I think game stores are in the scenario known to Star Trek geeks as Kobayashi Maru. In this scenario, you're given options, none of which lead to success, as a means to test the character of the individual. You will fail, but it gives everyone a glimpse of your thought processes (how I feel about this blog sometimes!).
Game store owners find themselves with an ever decreasing margin, exemplified this week by Wizard of the Coast's decision to reduce the margin of Magic by 1%, in the name of marketing. This little tidbit was at the bottom of an email that mostly talked about how restrictions for selling Magic online were being loosened. Margins are usually reduced, as they were in this case, in the name of additional marketing budgets. It's for our own good. However, the programs eventually fade and the margin remains low, the original intent long forgotten. Margins have been reduced significantly over the last few years. It's the weaselly way manufacturers raise prices, without offending customers; they just offend retailers. I've found that for us, margins have gone down an average of 1% overall each year we've been in business, once I make adjustments. Meanwhile, other costs rise at around 3-4% a year adding to the burden.
"I don't believe in the no-win scenario."
James T. Kirk
So how do you win at Kobyashi Maru? How do you beat the system designed to test your reactions as you fail? You change the programming, as Kirk revealed in Wrath of Khan. There's two ways to do this, either cut your expenses or boost your sales. Cutting expenses is very hard. You've got a bunch of fixed costs like rent, and the variable costs are hard to modify. Will you cut your store hours? Will you adjust the thermostat? Can you reduce your garbage bill or credit card processing fees? These are drops in the bucket compared to fixed costs like margin on product. That's unsatisfactory, as Spock might say.
Better is to increase sales. Duh. Everyone wants to do that, but that's a slow slog unless you turn to the black arts (the Internet). Almost all successful stores sell online or at least dabble with eBay liquidations. There are limits to this, however, and the margin on online sales is often half that of in-store sales, when you make any money at all. I learned I can sell about $6,000 on eBay in a given month, which sounds like a lot until you realized the margin is razor thin and you don't have enough supply to continue. Where do you go? How can you short circuit the programming so you can win? You attack margin.
Increasing margin means you need a supplier that will give you better costs. The obvious thing to do is buy from the cheapest supplier, but even better is to expand the store into used product. Used hobby games is definitely a good way to boost overall store margin, provided it's done efficiently. You generally sell used product for 3-4 times what you paid for it, as opposed to twice your costs from distributors. In exchange, you accept it may sit there for a long time, and you'll eventually have used game "sludge" that will need to be discarded. The store owner is doing the work of finding the buyer for the game, and thus the margin is bigger. Bigger risks, bigger rewards. Still, used product is only about 3% of our sales, and we work hard at obtaining a good supply of the stuff. Even so, it's a small boost at best.
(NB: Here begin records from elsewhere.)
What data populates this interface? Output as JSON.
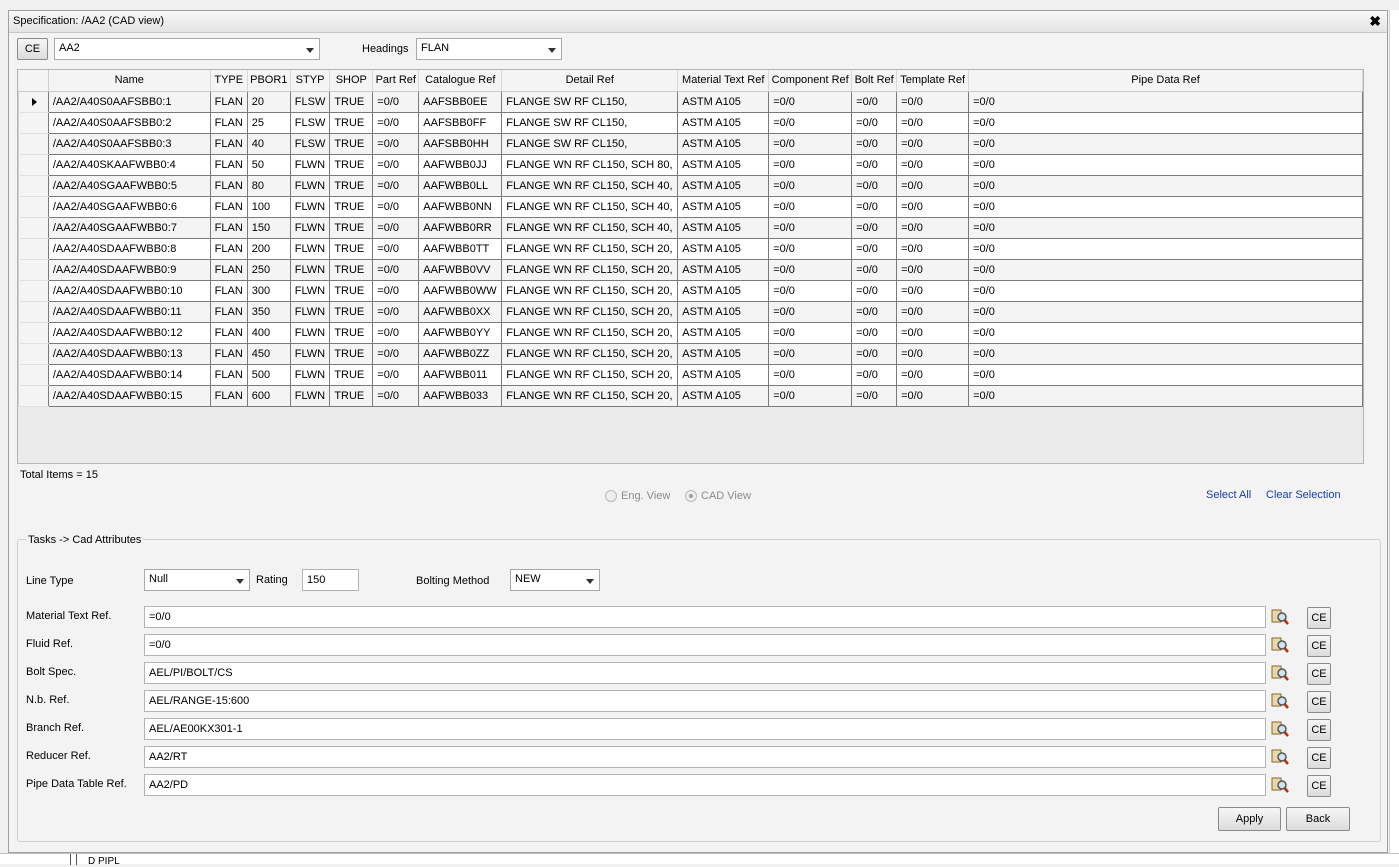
{
  "window": {
    "title": "Specification: /AA2 (CAD view)",
    "close_glyph": "✖"
  },
  "toolbar": {
    "ce_label": "CE",
    "spec_value": "AA2",
    "headings_label": "Headings",
    "headings_value": "FLAN"
  },
  "grid": {
    "columns": [
      "Name",
      "TYPE",
      "PBOR1",
      "STYP",
      "SHOP",
      "Part Ref",
      "Catalogue Ref",
      "Detail Ref",
      "Material Text Ref",
      "Component Ref",
      "Bolt Ref",
      "Template Ref",
      "Pipe Data Ref"
    ],
    "rows": [
      [
        "/AA2/A40S0AAFSBB0:1",
        "FLAN",
        "20",
        "FLSW",
        "TRUE",
        "=0/0",
        "AAFSBB0EE",
        "FLANGE SW RF CL150,",
        "ASTM A105",
        "=0/0",
        "=0/0",
        "=0/0",
        "=0/0"
      ],
      [
        "/AA2/A40S0AAFSBB0:2",
        "FLAN",
        "25",
        "FLSW",
        "TRUE",
        "=0/0",
        "AAFSBB0FF",
        "FLANGE SW RF CL150,",
        "ASTM A105",
        "=0/0",
        "=0/0",
        "=0/0",
        "=0/0"
      ],
      [
        "/AA2/A40S0AAFSBB0:3",
        "FLAN",
        "40",
        "FLSW",
        "TRUE",
        "=0/0",
        "AAFSBB0HH",
        "FLANGE SW RF CL150,",
        "ASTM A105",
        "=0/0",
        "=0/0",
        "=0/0",
        "=0/0"
      ],
      [
        "/AA2/A40SKAAFWBB0:4",
        "FLAN",
        "50",
        "FLWN",
        "TRUE",
        "=0/0",
        "AAFWBB0JJ",
        "FLANGE WN RF CL150, SCH 80,",
        "ASTM A105",
        "=0/0",
        "=0/0",
        "=0/0",
        "=0/0"
      ],
      [
        "/AA2/A40SGAAFWBB0:5",
        "FLAN",
        "80",
        "FLWN",
        "TRUE",
        "=0/0",
        "AAFWBB0LL",
        "FLANGE WN RF CL150, SCH 40,",
        "ASTM A105",
        "=0/0",
        "=0/0",
        "=0/0",
        "=0/0"
      ],
      [
        "/AA2/A40SGAAFWBB0:6",
        "FLAN",
        "100",
        "FLWN",
        "TRUE",
        "=0/0",
        "AAFWBB0NN",
        "FLANGE WN RF CL150, SCH 40,",
        "ASTM A105",
        "=0/0",
        "=0/0",
        "=0/0",
        "=0/0"
      ],
      [
        "/AA2/A40SGAAFWBB0:7",
        "FLAN",
        "150",
        "FLWN",
        "TRUE",
        "=0/0",
        "AAFWBB0RR",
        "FLANGE WN RF CL150, SCH 40,",
        "ASTM A105",
        "=0/0",
        "=0/0",
        "=0/0",
        "=0/0"
      ],
      [
        "/AA2/A40SDAAFWBB0:8",
        "FLAN",
        "200",
        "FLWN",
        "TRUE",
        "=0/0",
        "AAFWBB0TT",
        "FLANGE WN RF CL150, SCH 20,",
        "ASTM A105",
        "=0/0",
        "=0/0",
        "=0/0",
        "=0/0"
      ],
      [
        "/AA2/A40SDAAFWBB0:9",
        "FLAN",
        "250",
        "FLWN",
        "TRUE",
        "=0/0",
        "AAFWBB0VV",
        "FLANGE WN RF CL150, SCH 20,",
        "ASTM A105",
        "=0/0",
        "=0/0",
        "=0/0",
        "=0/0"
      ],
      [
        "/AA2/A40SDAAFWBB0:10",
        "FLAN",
        "300",
        "FLWN",
        "TRUE",
        "=0/0",
        "AAFWBB0WW",
        "FLANGE WN RF CL150, SCH 20,",
        "ASTM A105",
        "=0/0",
        "=0/0",
        "=0/0",
        "=0/0"
      ],
      [
        "/AA2/A40SDAAFWBB0:11",
        "FLAN",
        "350",
        "FLWN",
        "TRUE",
        "=0/0",
        "AAFWBB0XX",
        "FLANGE WN RF CL150, SCH 20,",
        "ASTM A105",
        "=0/0",
        "=0/0",
        "=0/0",
        "=0/0"
      ],
      [
        "/AA2/A40SDAAFWBB0:12",
        "FLAN",
        "400",
        "FLWN",
        "TRUE",
        "=0/0",
        "AAFWBB0YY",
        "FLANGE WN RF CL150, SCH 20,",
        "ASTM A105",
        "=0/0",
        "=0/0",
        "=0/0",
        "=0/0"
      ],
      [
        "/AA2/A40SDAAFWBB0:13",
        "FLAN",
        "450",
        "FLWN",
        "TRUE",
        "=0/0",
        "AAFWBB0ZZ",
        "FLANGE WN RF CL150, SCH 20,",
        "ASTM A105",
        "=0/0",
        "=0/0",
        "=0/0",
        "=0/0"
      ],
      [
        "/AA2/A40SDAAFWBB0:14",
        "FLAN",
        "500",
        "FLWN",
        "TRUE",
        "=0/0",
        "AAFWBB011",
        "FLANGE WN RF CL150, SCH 20,",
        "ASTM A105",
        "=0/0",
        "=0/0",
        "=0/0",
        "=0/0"
      ],
      [
        "/AA2/A40SDAAFWBB0:15",
        "FLAN",
        "600",
        "FLWN",
        "TRUE",
        "=0/0",
        "AAFWBB033",
        "FLANGE WN RF CL150, SCH 20,",
        "ASTM A105",
        "=0/0",
        "=0/0",
        "=0/0",
        "=0/0"
      ]
    ],
    "current_row": 0
  },
  "status": {
    "total_items": "Total Items = 15"
  },
  "view": {
    "eng_label": "Eng. View",
    "cad_label": "CAD View",
    "selected": "cad",
    "select_all": "Select All",
    "clear_selection": "Clear Selection"
  },
  "tasks": {
    "legend": "Tasks -> Cad Attributes",
    "line_type_label": "Line Type",
    "line_type_value": "Null",
    "rating_label": "Rating",
    "rating_value": "150",
    "bolting_label": "Bolting Method",
    "bolting_value": "NEW",
    "fields": [
      {
        "label": "Material Text Ref.",
        "value": "=0/0"
      },
      {
        "label": "Fluid Ref.",
        "value": "=0/0"
      },
      {
        "label": "Bolt Spec.",
        "value": "AEL/PI/BOLT/CS"
      },
      {
        "label": "N.b. Ref.",
        "value": "AEL/RANGE-15:600"
      },
      {
        "label": "Branch Ref.",
        "value": "AEL/AE00KX301-1"
      },
      {
        "label": "Reducer Ref.",
        "value": "AA2/RT"
      },
      {
        "label": "Pipe Data Table Ref.",
        "value": "AA2/PD"
      }
    ],
    "ce_label": "CE",
    "apply_label": "Apply",
    "back_label": "Back"
  },
  "footer": {
    "partial_text": "D      PIPL"
  }
}
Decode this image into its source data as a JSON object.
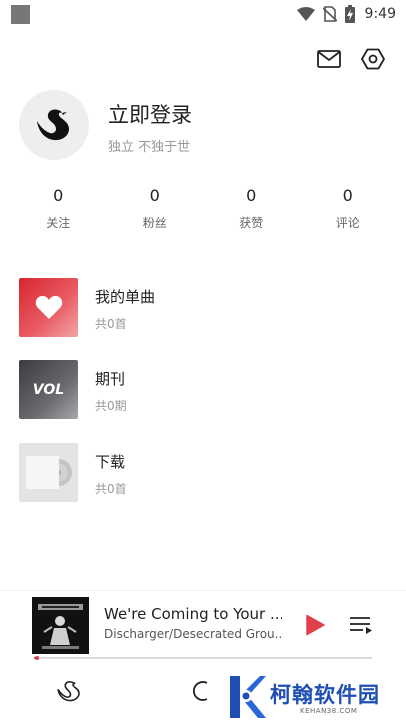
{
  "status_bar": {
    "time": "9:49",
    "icons": [
      "app-notification-icon",
      "wifi-icon",
      "no-sim-icon",
      "battery-charging-icon"
    ]
  },
  "header": {
    "icons": [
      "mail-icon",
      "settings-hexagon-icon"
    ]
  },
  "profile": {
    "avatar_icon": "swan-logo-icon",
    "title": "立即登录",
    "subtitle": "独立 不独于世"
  },
  "stats": [
    {
      "value": "0",
      "label": "关注"
    },
    {
      "value": "0",
      "label": "粉丝"
    },
    {
      "value": "0",
      "label": "获赞"
    },
    {
      "value": "0",
      "label": "评论"
    }
  ],
  "library": [
    {
      "title": "我的单曲",
      "sub": "共0首",
      "icon": "heart-icon"
    },
    {
      "title": "期刊",
      "sub": "共0期",
      "icon_text": "VOL"
    },
    {
      "title": "下载",
      "sub": "共0首",
      "icon": "vinyl-record-icon"
    }
  ],
  "player": {
    "title": "We're Coming to Your ...",
    "artist": "Discharger/Desecrated Grou...",
    "progress": 0.01,
    "accent": "#e0404a"
  },
  "bottom_nav": {
    "icons": [
      "swan-home-icon",
      "discover-circle-icon"
    ]
  },
  "watermark": {
    "brand": "柯翰软件园",
    "url": "KEHAN38.COM"
  },
  "colors": {
    "accent_red": "#d7262f",
    "watermark_blue": "#1f4fb3"
  }
}
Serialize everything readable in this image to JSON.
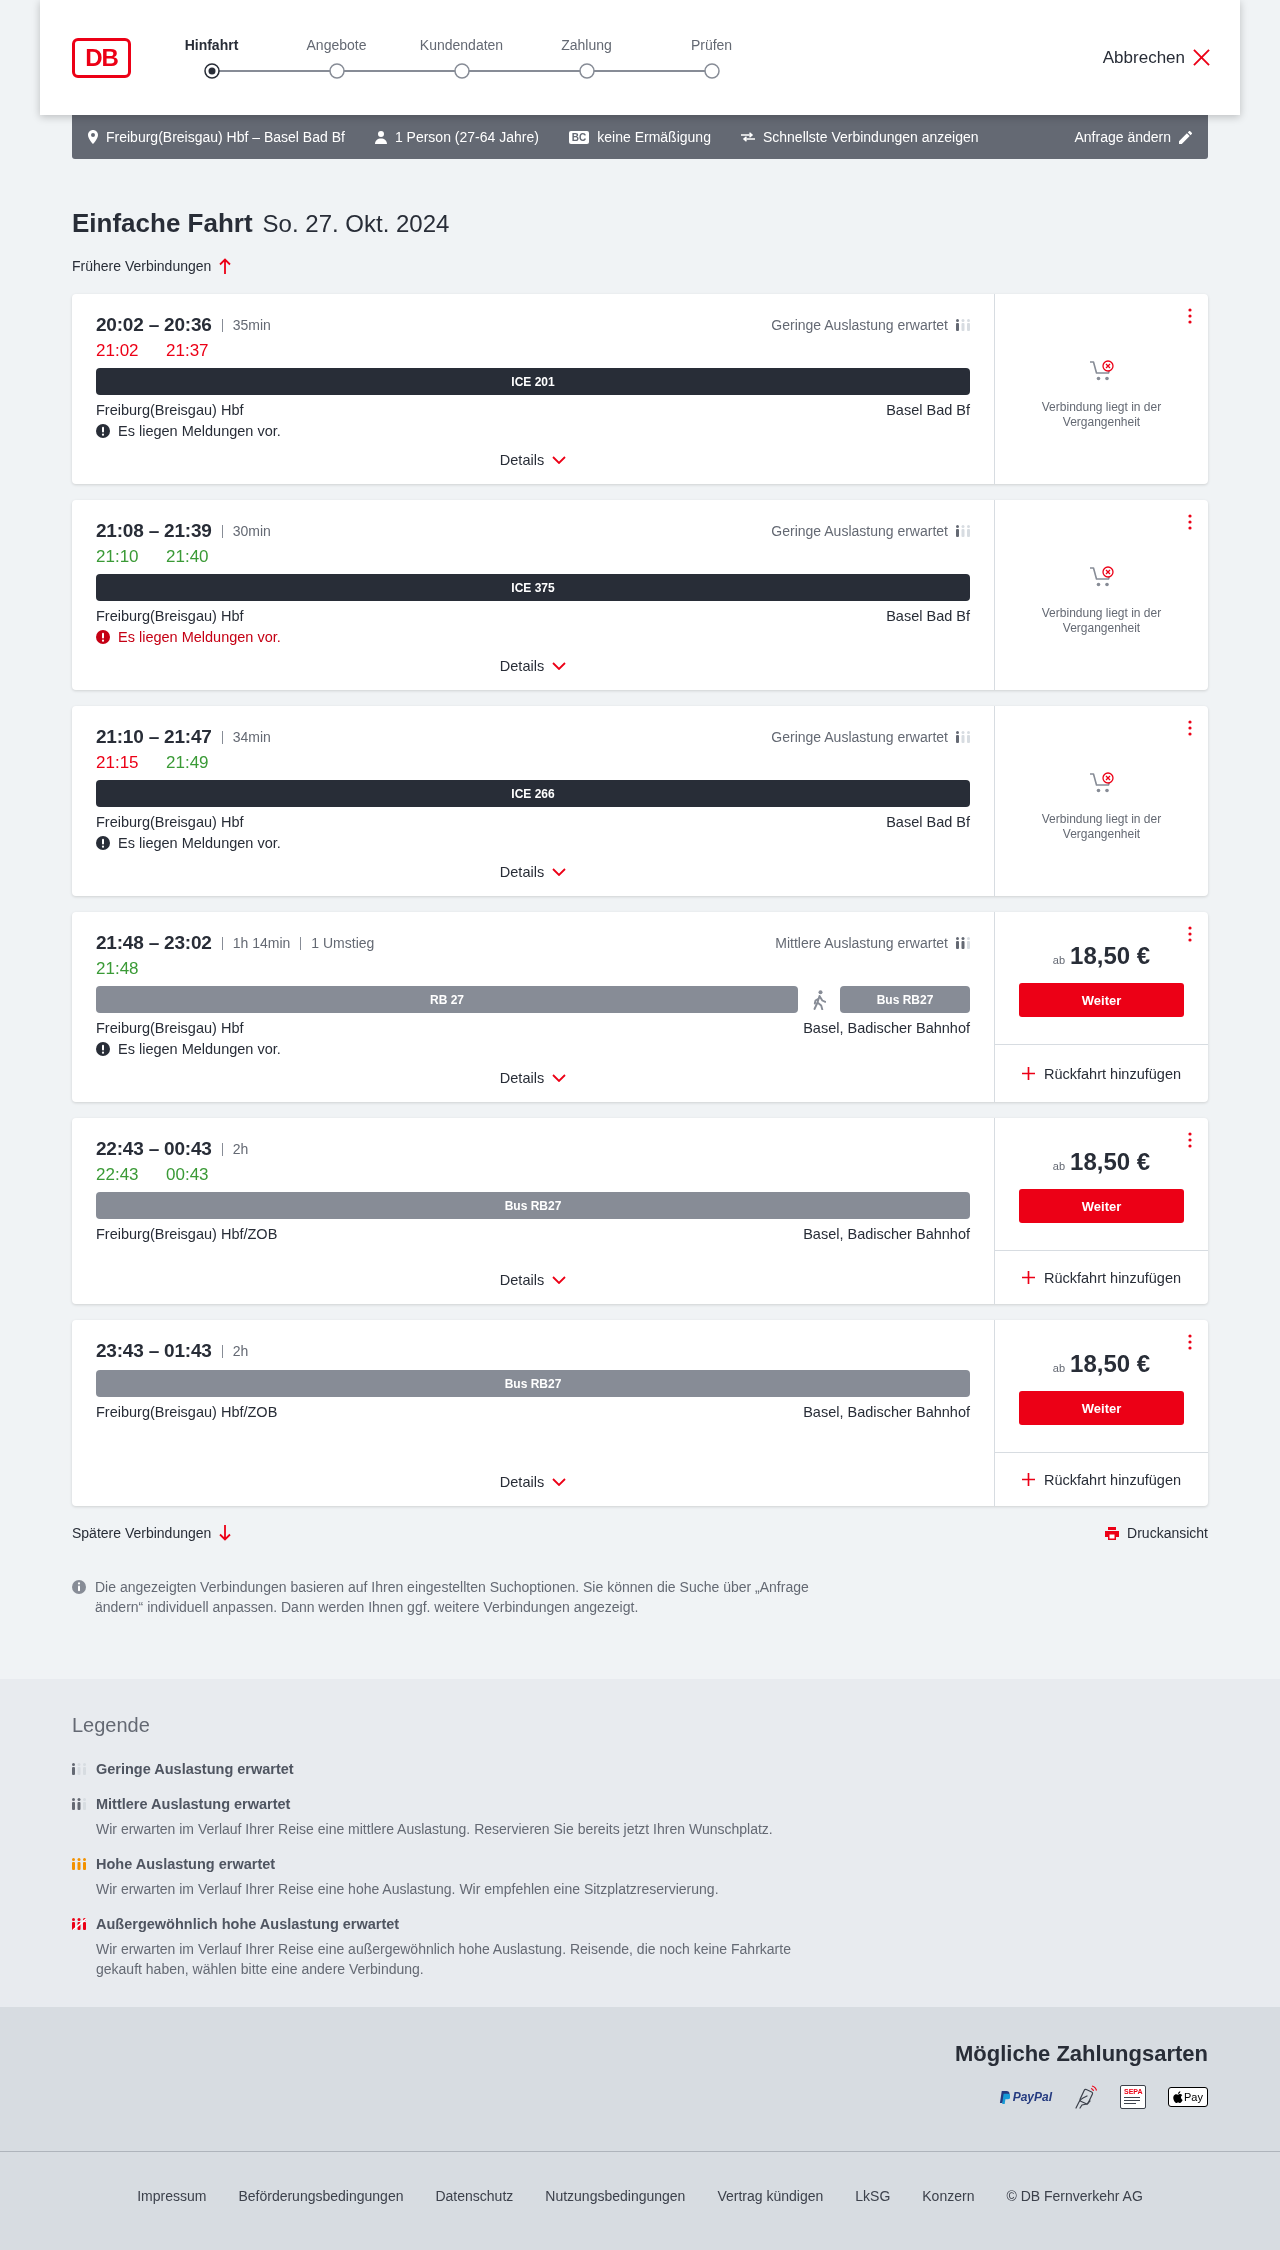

Some stores go a step further with what they call "the entertainment model." We dabbled with this a bit. You buy and sell used entertainment products, like video games, CD's, DVD's, etc., dealing more with the general public than hobbyists. Some see this is a revolutionary way of making money, while I see it as changing my business model to Sanford & Sons. It's a very profitable model in areas of the country where it works, but it's the way towards madness. It's crashing the Enterprise into the Klingon battle cruisers. Game stores usually cease to be game stores both in focus and in the minds of customers. It's great if you love selling games but would be equally happy selling womens' shoes, but if you're in this for the love of the hobby, it's a pyrrhic victory. Yeah, I'm the king of the junk heap!
The final option is to cut out focus on all comoditized games. For example, many game stores have stopped focusing on collectible card games. Sure, they'll sell them, but the game space is for the miniature players or board game players, because that's where their margin is strongest. Ceding CCG's is a good choice if you've got a lot of local competition, but it means taking the reigns as the leader in your replacement games. We make money on Magic and we have a huge turnout for FNM, but if I suddenly found a large crowd of miniature gamers who wanted to run similar events, I would be a fool not to give them the slot. Magic margins are always low.
More than likely, a successful store will try a variety of these strategies to see what works best. They may even diversify into other product lines that are less comoditized, although I can't recommend the dismal toy industry as an option. The idea of a game store that just sells stuff has been dead for years, as is the card shop model. The only question I have is what the future will look like as game store owners try to beat the system that is currently evolved into a failed model.